Signal Strength (V)

Figure 3-7

Noise (11% Increase)

{

Noise (100% Increase)

{ Time

Because the noise is relatively greater at these more popular and vulnerable amplitudes, concentrate on reducing the quantizing error at these amplitudes by placing the points on the vertical axis closer at the lower amplitudes than at the higher ones. This way, you have excellent quality for the majority of the traffic and surprisingly good quality for the rest. For those that would like to follow along mathematically, Figure 3-8 shows the formulas for computing the quantized PAM signal (y) from the original PAM signal (x), for both µ-Law and A-Law. For many of us, it suffices to merely understand that the two technologies are different and that conversion is required between them.

The Signal Conversion Process

Figure 3-8

90

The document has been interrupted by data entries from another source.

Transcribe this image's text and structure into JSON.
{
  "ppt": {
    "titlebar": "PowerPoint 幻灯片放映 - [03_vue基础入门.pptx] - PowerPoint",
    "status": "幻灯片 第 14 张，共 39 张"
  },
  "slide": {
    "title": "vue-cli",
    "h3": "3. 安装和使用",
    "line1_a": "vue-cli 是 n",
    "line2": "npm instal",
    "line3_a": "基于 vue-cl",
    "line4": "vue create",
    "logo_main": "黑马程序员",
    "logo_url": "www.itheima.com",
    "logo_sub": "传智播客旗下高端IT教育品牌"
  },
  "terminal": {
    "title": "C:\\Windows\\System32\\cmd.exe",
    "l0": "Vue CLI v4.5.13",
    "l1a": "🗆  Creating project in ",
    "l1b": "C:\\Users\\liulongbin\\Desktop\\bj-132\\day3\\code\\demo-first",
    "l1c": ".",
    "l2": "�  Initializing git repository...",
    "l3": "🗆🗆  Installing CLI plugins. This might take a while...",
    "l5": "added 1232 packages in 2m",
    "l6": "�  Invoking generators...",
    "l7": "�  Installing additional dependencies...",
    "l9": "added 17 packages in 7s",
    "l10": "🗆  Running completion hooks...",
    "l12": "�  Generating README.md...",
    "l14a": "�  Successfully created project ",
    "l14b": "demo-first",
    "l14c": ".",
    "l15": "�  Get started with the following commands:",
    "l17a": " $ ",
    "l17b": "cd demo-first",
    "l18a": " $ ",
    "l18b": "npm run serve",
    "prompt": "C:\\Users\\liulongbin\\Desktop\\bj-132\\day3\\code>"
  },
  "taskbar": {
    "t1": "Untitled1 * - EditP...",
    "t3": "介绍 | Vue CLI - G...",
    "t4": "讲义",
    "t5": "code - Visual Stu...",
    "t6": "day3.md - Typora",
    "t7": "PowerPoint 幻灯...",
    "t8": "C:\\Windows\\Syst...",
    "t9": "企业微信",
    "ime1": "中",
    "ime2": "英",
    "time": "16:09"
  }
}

Companding Equations

-Law ln (1+µ ı x ı) y = sgn (x)

ln (1 = µ)

, -1